What the task asks: Your output must hold every entry exactly as written and none of the pictures.
START Source material
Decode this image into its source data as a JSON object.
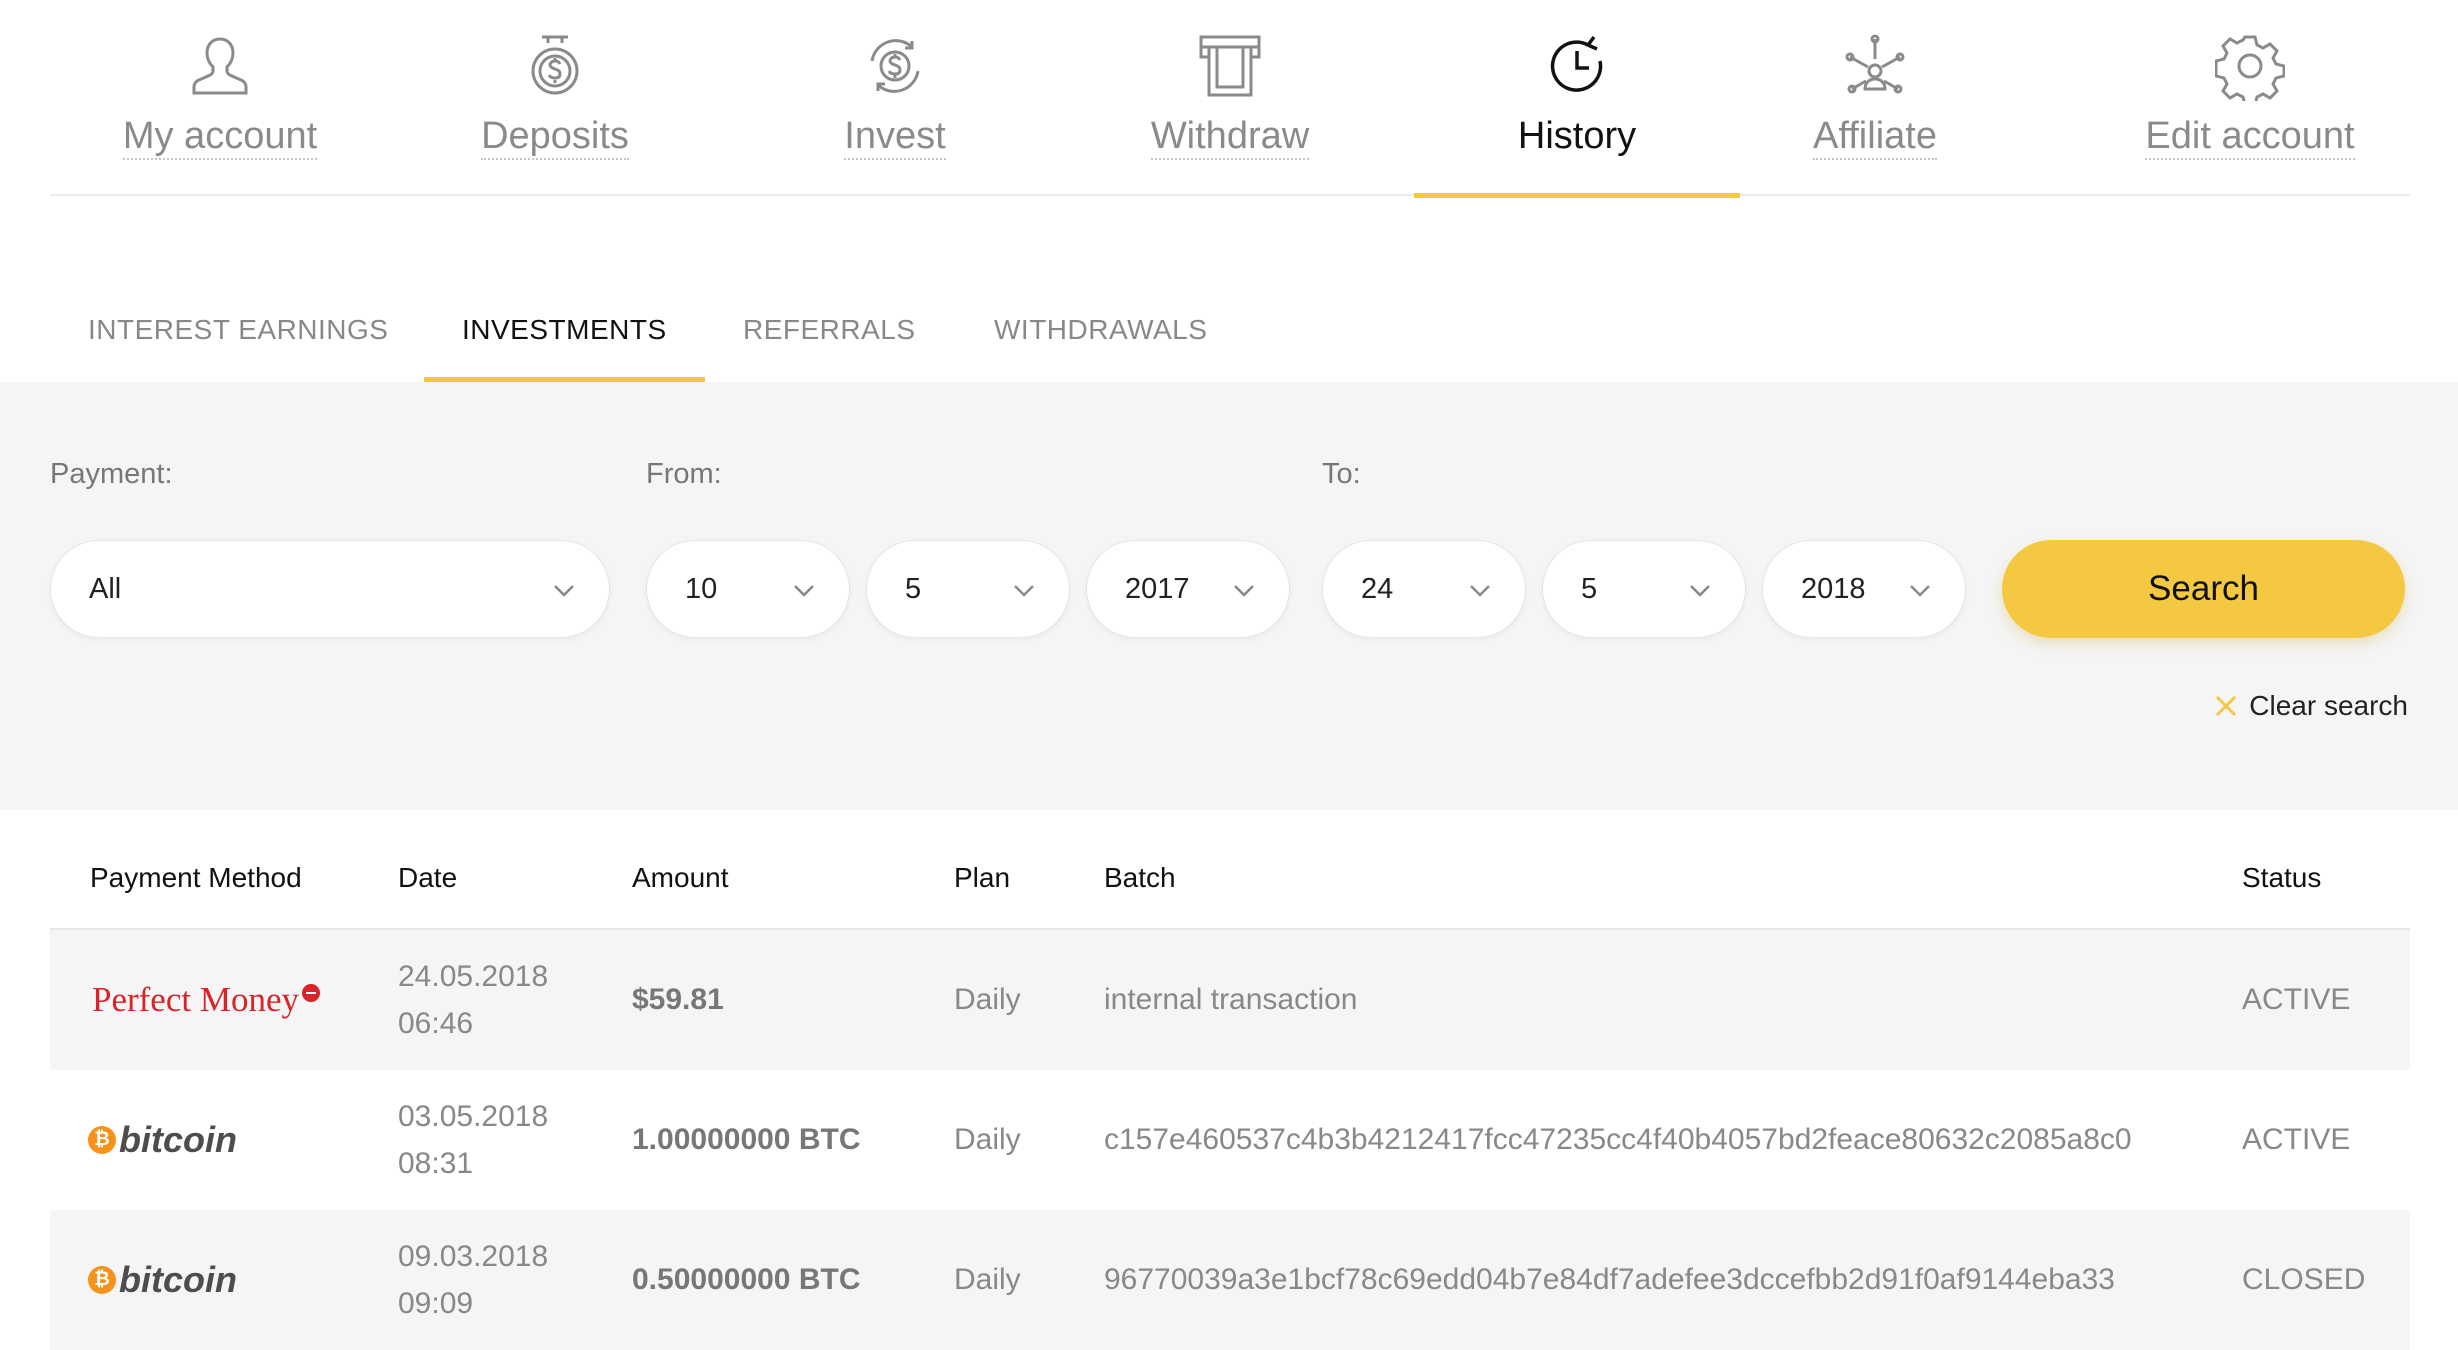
{
  "nav": {
    "items": [
      {
        "label": "My account",
        "icon": "user-icon"
      },
      {
        "label": "Deposits",
        "icon": "dollar-coin-icon"
      },
      {
        "label": "Invest",
        "icon": "invest-refresh-dollar-icon"
      },
      {
        "label": "Withdraw",
        "icon": "atm-withdraw-icon"
      },
      {
        "label": "History",
        "icon": "history-clock-icon"
      },
      {
        "label": "Affiliate",
        "icon": "affiliate-network-icon"
      },
      {
        "label": "Edit account",
        "icon": "gear-icon"
      }
    ],
    "active": "History"
  },
  "subtabs": {
    "items": [
      "INTEREST EARNINGS",
      "INVESTMENTS",
      "REFERRALS",
      "WITHDRAWALS"
    ],
    "active": "INVESTMENTS"
  },
  "filters": {
    "payment_label": "Payment:",
    "from_label": "From:",
    "to_label": "To:",
    "payment_value": "All",
    "from_day": "10",
    "from_month": "5",
    "from_year": "2017",
    "to_day": "24",
    "to_month": "5",
    "to_year": "2018",
    "search_label": "Search",
    "clear_label": "Clear search"
  },
  "table": {
    "headers": {
      "method": "Payment Method",
      "date": "Date",
      "amount": "Amount",
      "plan": "Plan",
      "batch": "Batch",
      "status": "Status"
    },
    "rows": [
      {
        "method": "Perfect Money",
        "date": "24.05.2018",
        "time": "06:46",
        "amount": "$59.81",
        "plan": "Daily",
        "batch": "internal transaction",
        "status": "ACTIVE"
      },
      {
        "method": "bitcoin",
        "date": "03.05.2018",
        "time": "08:31",
        "amount": "1.00000000 BTC",
        "plan": "Daily",
        "batch": "c157e460537c4b3b4212417fcc47235cc4f40b4057bd2feace80632c2085a8c0",
        "status": "ACTIVE"
      },
      {
        "method": "bitcoin",
        "date": "09.03.2018",
        "time": "09:09",
        "amount": "0.50000000 BTC",
        "plan": "Daily",
        "batch": "96770039a3e1bcf78c69edd04b7e84df7adefee3dccefbb2d91f0af9144eba33",
        "status": "CLOSED"
      }
    ]
  },
  "colors": {
    "accent": "#f5c842",
    "panel_bg": "#f5f5f5",
    "perfect_money_red": "#d8232a",
    "bitcoin_orange": "#f7931a"
  }
}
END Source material
Result:
Decode this image into its source data as a JSON object.
{
  "nav": {
    "items": [
      {
        "label": "My account",
        "icon": "user-icon"
      },
      {
        "label": "Deposits",
        "icon": "dollar-coin-icon"
      },
      {
        "label": "Invest",
        "icon": "invest-refresh-dollar-icon"
      },
      {
        "label": "Withdraw",
        "icon": "atm-withdraw-icon"
      },
      {
        "label": "History",
        "icon": "history-clock-icon"
      },
      {
        "label": "Affiliate",
        "icon": "affiliate-network-icon"
      },
      {
        "label": "Edit account",
        "icon": "gear-icon"
      }
    ],
    "active": "History"
  },
  "subtabs": {
    "items": [
      "INTEREST EARNINGS",
      "INVESTMENTS",
      "REFERRALS",
      "WITHDRAWALS"
    ],
    "active": "INVESTMENTS"
  },
  "filters": {
    "payment_label": "Payment:",
    "from_label": "From:",
    "to_label": "To:",
    "payment_value": "All",
    "from_day": "10",
    "from_month": "5",
    "from_year": "2017",
    "to_day": "24",
    "to_month": "5",
    "to_year": "2018",
    "search_label": "Search",
    "clear_label": "Clear search"
  },
  "table": {
    "headers": {
      "method": "Payment Method",
      "date": "Date",
      "amount": "Amount",
      "plan": "Plan",
      "batch": "Batch",
      "status": "Status"
    },
    "rows": [
      {
        "method": "Perfect Money",
        "date": "24.05.2018",
        "time": "06:46",
        "amount": "$59.81",
        "plan": "Daily",
        "batch": "internal transaction",
        "status": "ACTIVE"
      },
      {
        "method": "bitcoin",
        "date": "03.05.2018",
        "time": "08:31",
        "amount": "1.00000000 BTC",
        "plan": "Daily",
        "batch": "c157e460537c4b3b4212417fcc47235cc4f40b4057bd2feace80632c2085a8c0",
        "status": "ACTIVE"
      },
      {
        "method": "bitcoin",
        "date": "09.03.2018",
        "time": "09:09",
        "amount": "0.50000000 BTC",
        "plan": "Daily",
        "batch": "96770039a3e1bcf78c69edd04b7e84df7adefee3dccefbb2d91f0af9144eba33",
        "status": "CLOSED"
      }
    ]
  },
  "colors": {
    "accent": "#f5c842",
    "panel_bg": "#f5f5f5",
    "perfect_money_red": "#d8232a",
    "bitcoin_orange": "#f7931a"
  }
}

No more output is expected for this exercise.